The notion of analyzing problems to find the best solution is something that I enjoy doing. I think there is something in every guy that finds this interesting and fun. And I think this is an aspect of War-Gamming that we often do when we are playing but don’t think about in terms of problems and solutions.
Here is what I mean…When you are creating a list for your army or trying to decided what unit and HQ to include, don’t look at it like a simple model or troops choice, but instead look at it like a possible solution. Every game and battle we face and play in has its own set of problems. I.E. the mission objectives, the terrain, your opponent, your teammate…coughcough..Simon cough, deployment, etc. Now look at your army and tactics as the solution. Hopefully this will put a slightly different spin on the game. Now when looking at a unit in your army, think of it as a solution to a set of problems you might face on the battlefield.
This can be a very helpful approach to someone trying to make a competitive army or really anyone desiring to win in tabletop war games. So when you look at your army list think about all the different problems you might face in battle, if you don’t have a solution for them, then I would expect defeat or pray to the dice gods for a match up you can handle.
The better of a player you are the more you will be able to incorporate into your solution when figuring out how to beat your opponent. For a beginner, their solution will be found by looking at their army for an answer to the problem of “how am I going to win this game”. They will see the mission objectives and look at their Army list for how to achieve them. The intermediate player will begin to look beyond their army for solutions. They will incorporate terrain and deployment and think about how to use the field itself as a means to achieve victory. The most competitive players will go even further. The will intentionally use not only terrain, deployment and their army as solutions, but they will also use turn and time control (this means playing for the turn you will actually be ending on, so if you know the game is 2 and half hours long and you will probable only make it to turn 4, realize you have 4 turns to win or loose). They will use their opponent as a weapon against himself, goading him/her into making mistakes in order to capitalize on the laps in judgment.
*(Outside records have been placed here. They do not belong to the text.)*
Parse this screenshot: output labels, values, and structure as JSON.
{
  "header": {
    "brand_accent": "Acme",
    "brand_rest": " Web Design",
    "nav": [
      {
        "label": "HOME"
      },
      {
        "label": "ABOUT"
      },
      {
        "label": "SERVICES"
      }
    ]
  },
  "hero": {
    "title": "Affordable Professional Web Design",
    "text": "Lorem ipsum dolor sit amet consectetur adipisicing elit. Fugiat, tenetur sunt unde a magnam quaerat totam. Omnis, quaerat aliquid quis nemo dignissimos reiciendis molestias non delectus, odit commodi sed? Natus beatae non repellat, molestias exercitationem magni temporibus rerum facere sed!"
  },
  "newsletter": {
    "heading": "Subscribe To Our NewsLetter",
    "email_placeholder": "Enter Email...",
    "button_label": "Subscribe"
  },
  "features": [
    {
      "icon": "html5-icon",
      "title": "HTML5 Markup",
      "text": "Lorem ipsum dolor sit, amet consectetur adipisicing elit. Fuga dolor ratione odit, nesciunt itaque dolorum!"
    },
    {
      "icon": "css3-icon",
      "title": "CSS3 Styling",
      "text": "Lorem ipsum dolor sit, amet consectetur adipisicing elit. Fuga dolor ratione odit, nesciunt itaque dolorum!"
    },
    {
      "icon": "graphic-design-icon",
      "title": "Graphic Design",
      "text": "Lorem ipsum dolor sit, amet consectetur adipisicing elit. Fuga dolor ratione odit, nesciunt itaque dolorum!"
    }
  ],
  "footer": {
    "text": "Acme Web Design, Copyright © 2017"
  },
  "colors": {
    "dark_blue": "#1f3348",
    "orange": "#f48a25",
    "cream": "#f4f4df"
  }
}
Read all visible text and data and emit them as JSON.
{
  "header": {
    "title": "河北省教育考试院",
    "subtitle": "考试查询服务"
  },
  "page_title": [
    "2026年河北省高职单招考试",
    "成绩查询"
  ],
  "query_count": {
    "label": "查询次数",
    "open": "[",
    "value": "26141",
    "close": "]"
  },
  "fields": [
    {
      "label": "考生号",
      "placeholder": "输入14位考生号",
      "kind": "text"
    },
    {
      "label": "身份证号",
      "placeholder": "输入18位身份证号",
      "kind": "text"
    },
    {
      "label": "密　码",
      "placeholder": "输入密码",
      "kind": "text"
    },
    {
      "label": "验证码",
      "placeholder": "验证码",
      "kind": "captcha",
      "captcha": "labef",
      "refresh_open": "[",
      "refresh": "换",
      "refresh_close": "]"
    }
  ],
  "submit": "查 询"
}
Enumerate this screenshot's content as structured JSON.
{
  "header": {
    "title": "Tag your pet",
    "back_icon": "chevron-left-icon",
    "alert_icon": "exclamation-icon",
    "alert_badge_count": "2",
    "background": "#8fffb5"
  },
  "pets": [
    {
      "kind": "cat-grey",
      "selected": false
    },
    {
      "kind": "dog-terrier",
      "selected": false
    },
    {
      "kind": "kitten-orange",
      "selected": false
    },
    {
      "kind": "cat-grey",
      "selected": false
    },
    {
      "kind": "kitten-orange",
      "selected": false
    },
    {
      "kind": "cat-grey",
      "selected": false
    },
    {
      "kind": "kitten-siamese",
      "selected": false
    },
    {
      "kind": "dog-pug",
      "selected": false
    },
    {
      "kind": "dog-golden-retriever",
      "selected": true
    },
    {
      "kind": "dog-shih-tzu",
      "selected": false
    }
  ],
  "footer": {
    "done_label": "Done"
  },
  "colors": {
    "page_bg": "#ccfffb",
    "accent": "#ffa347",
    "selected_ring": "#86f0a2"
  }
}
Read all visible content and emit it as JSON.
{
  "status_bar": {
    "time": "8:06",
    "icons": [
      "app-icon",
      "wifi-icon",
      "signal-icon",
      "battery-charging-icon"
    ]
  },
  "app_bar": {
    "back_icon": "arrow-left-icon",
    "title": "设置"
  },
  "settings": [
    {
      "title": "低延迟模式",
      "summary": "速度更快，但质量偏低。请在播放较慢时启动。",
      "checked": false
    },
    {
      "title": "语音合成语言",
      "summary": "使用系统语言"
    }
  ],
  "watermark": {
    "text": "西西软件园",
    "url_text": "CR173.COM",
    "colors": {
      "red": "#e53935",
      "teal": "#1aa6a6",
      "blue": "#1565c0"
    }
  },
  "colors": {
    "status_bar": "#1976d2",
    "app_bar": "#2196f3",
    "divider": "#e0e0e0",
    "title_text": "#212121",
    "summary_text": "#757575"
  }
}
This just gets more and more complicated.
No matter where you are in your War – Gamming carrier the principle is simple. Problem/Solution. The problem is “how am I going to win this game and get the most points possible”, the solution is found in what army and experience you bring to the table.